Currency Chaos

January 27, 2014, Monday, 22:55 GMT | 17:55 EST | 03:25 IST | 05:55 SGT
Contributed by eResearch


China spooked the emerging market community yesterday with its negative manufacturing PMI reading, as it's obviously a big consumer of world raw materials and a key trading partner for emerging markets and the world economy at large. Certainly it's worth worrying about, although perhaps too early to start panicking given that it was just one month of slowdown while there's also the aspect of the upcoming Chinese New Year holiday that does tend to skew economic data this time of year.
 
Well, the emerging market investors are taking it a step further today, specifically currency traders. It may have been sparked by Argentina, whose central bank yesterday decided they would not allocate money to support their peso. Consequentially, the peso tanked by more than 15% against the dollar; Argentina took emergency measures today to allow for dollar purchases again, which had been banned since 2012, to regain stability in the currency market.
 
 
 
Chart Courtesy of XE.com
 
And now emerging market currencies are being put into the spotlight and the Fed is rearing its ugly head once again.

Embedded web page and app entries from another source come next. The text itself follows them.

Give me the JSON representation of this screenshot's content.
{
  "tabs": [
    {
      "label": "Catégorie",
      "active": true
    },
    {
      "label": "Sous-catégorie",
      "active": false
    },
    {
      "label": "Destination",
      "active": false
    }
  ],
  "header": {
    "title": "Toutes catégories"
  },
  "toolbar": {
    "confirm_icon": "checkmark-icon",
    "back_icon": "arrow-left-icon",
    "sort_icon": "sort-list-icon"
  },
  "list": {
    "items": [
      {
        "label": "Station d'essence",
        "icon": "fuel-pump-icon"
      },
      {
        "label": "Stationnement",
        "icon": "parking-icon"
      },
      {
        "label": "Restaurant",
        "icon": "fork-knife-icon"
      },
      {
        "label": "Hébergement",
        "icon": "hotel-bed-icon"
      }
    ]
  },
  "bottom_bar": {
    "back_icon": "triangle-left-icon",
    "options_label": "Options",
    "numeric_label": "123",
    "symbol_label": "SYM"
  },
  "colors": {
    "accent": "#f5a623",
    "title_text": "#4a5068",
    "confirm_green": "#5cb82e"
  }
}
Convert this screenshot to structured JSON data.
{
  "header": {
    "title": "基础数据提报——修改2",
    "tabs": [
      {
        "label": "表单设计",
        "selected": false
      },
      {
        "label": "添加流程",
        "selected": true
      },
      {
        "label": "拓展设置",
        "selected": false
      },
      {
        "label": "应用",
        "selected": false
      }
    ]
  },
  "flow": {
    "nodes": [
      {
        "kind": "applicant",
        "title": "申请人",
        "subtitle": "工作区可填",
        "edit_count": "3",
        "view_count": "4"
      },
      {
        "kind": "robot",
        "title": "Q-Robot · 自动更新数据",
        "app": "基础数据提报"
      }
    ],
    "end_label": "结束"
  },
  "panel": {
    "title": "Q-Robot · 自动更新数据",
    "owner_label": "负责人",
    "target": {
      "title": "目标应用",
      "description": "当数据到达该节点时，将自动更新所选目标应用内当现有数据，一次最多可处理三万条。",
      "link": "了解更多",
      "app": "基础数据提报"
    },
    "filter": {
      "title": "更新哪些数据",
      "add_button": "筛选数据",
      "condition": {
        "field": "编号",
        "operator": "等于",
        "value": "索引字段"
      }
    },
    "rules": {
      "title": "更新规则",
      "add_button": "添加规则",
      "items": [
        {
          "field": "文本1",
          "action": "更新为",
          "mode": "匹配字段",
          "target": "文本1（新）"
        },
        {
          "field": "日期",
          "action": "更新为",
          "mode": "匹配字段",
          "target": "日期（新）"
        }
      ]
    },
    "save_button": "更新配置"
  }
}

The Fed is expected to continue winding down its QE program this year and that's got the currency traders sweating a little bit more today about an impending imbalance in the global currency markets that cheapens all the emerging markets' currencies against the benchmark dollar. It's all very speculative, really, but it's taking its toll at least for today.
 
Alongside the Argentinean peso, we have the Turkish lira down almost 7% against the dollar this month and diving to new record lows:
 
 
 
Chart Courtesy of XE.com
 
The South African rand fell approximately 1.1% today and is at its lowest point versus the dollar since 2008:
 
 
 
Chart Courtesy of XE.com
 
The Russian ruble hit a new record low against the euro, and the weakest value against the dollar in five years:
 
 
 
Chart Courtesy of XE.com
 
Of course, the worries about a Fed-induced global currency imbalance carry a whiff of conspiracy/doomsday mentality, and in reality it may just be part of the broader market selloff. Indeed, there is worry that world trade is in the midst of a slowdown and these are times when the naysayers start to come out of the woodwork.
 
The fact remains that in the grand scheme the market is still just barely off of the record highs and in fact you would be prudent to at least bag one or two profits. But it's far too early to begin to panic.